TASK BRIEF
Collect each line of the entries that holds the string "Eléctrica".

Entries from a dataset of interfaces
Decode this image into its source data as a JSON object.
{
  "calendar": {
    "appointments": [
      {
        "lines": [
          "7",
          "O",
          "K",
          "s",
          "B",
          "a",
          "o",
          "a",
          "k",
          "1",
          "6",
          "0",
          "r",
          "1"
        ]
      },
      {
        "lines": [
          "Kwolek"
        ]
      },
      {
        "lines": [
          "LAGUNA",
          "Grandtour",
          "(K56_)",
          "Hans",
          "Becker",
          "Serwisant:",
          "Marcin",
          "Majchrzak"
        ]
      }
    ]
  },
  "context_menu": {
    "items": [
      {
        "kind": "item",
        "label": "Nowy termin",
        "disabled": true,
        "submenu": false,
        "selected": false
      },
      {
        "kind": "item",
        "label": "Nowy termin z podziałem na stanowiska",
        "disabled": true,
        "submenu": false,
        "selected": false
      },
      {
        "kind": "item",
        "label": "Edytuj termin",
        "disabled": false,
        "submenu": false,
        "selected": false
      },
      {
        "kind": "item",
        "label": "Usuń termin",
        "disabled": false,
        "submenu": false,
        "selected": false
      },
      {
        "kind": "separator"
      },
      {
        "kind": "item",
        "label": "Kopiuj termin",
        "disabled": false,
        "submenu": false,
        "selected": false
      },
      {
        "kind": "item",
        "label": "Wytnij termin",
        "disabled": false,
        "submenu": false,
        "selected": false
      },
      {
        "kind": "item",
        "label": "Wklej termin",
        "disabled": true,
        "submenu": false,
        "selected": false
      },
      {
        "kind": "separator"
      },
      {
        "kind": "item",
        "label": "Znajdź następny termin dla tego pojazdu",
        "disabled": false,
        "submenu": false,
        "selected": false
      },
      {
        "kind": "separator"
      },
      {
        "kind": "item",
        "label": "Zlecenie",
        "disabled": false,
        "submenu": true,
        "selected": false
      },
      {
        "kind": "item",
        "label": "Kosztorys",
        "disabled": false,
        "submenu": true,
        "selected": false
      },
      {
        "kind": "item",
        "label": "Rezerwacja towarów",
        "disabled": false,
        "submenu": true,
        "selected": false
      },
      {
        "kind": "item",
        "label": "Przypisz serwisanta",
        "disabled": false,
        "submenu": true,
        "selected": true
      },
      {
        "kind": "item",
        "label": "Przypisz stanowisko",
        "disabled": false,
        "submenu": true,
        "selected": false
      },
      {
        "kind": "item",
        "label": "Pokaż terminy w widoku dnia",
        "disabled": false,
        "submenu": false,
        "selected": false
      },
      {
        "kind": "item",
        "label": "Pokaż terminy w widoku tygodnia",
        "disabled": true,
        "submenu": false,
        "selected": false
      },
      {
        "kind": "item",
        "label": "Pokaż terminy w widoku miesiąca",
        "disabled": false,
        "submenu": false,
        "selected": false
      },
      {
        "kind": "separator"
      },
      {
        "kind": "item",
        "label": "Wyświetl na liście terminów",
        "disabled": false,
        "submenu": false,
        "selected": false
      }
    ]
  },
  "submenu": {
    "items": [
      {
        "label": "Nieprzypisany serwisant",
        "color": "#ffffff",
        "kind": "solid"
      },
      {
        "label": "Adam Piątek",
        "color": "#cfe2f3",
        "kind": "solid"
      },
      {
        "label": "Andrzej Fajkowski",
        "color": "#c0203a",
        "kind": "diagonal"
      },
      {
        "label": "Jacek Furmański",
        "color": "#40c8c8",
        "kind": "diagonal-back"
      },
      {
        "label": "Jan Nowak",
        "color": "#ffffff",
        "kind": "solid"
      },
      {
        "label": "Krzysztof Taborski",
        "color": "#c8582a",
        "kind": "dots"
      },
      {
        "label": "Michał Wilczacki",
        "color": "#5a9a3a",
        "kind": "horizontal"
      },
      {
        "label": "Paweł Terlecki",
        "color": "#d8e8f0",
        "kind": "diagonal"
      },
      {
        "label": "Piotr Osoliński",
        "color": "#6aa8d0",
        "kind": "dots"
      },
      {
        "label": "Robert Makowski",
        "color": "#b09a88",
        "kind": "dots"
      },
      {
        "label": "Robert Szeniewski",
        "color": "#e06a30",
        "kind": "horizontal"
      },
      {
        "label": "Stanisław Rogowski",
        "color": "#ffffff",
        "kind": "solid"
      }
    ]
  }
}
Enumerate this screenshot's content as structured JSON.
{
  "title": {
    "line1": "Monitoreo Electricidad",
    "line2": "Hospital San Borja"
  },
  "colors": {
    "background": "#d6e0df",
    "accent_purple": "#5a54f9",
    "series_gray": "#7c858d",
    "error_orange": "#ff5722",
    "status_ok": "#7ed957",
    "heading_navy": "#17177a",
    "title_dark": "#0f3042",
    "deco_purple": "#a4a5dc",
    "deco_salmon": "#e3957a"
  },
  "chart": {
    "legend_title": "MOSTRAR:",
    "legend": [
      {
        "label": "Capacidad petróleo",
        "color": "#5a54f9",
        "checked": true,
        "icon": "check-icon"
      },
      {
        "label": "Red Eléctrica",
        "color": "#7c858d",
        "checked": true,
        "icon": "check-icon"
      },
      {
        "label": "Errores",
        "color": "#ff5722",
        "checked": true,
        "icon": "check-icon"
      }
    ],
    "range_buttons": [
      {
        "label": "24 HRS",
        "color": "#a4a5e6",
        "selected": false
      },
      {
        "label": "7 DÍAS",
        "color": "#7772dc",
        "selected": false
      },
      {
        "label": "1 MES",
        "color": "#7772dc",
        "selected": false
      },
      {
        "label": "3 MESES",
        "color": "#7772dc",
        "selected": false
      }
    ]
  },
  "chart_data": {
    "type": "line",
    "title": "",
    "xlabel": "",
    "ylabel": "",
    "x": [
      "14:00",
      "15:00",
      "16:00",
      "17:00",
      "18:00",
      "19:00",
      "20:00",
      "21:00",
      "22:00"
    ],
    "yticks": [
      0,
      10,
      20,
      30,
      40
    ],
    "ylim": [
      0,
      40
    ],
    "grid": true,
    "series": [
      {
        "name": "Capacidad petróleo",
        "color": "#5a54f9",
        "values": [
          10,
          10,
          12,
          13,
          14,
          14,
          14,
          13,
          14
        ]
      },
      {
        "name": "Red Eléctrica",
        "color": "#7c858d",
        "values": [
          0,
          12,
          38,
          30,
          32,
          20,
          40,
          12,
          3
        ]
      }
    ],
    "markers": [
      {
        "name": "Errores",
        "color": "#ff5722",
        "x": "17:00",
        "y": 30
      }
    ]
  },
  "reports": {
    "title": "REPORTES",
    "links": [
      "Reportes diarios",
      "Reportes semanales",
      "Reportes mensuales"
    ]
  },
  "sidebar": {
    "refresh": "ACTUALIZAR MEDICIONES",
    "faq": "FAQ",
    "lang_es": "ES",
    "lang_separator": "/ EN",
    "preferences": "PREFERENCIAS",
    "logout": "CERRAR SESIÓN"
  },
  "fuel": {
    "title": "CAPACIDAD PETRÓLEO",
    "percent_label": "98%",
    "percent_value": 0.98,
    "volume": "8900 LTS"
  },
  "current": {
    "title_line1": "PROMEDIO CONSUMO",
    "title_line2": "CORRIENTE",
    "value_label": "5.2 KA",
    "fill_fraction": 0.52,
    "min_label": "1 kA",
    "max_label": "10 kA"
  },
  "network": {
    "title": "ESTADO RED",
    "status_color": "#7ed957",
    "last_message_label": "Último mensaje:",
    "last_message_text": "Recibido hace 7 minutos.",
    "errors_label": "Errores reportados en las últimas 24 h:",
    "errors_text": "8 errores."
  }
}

THE ANSWER
        "label": "Red Eléctrica",
        "name": "Red Eléctrica",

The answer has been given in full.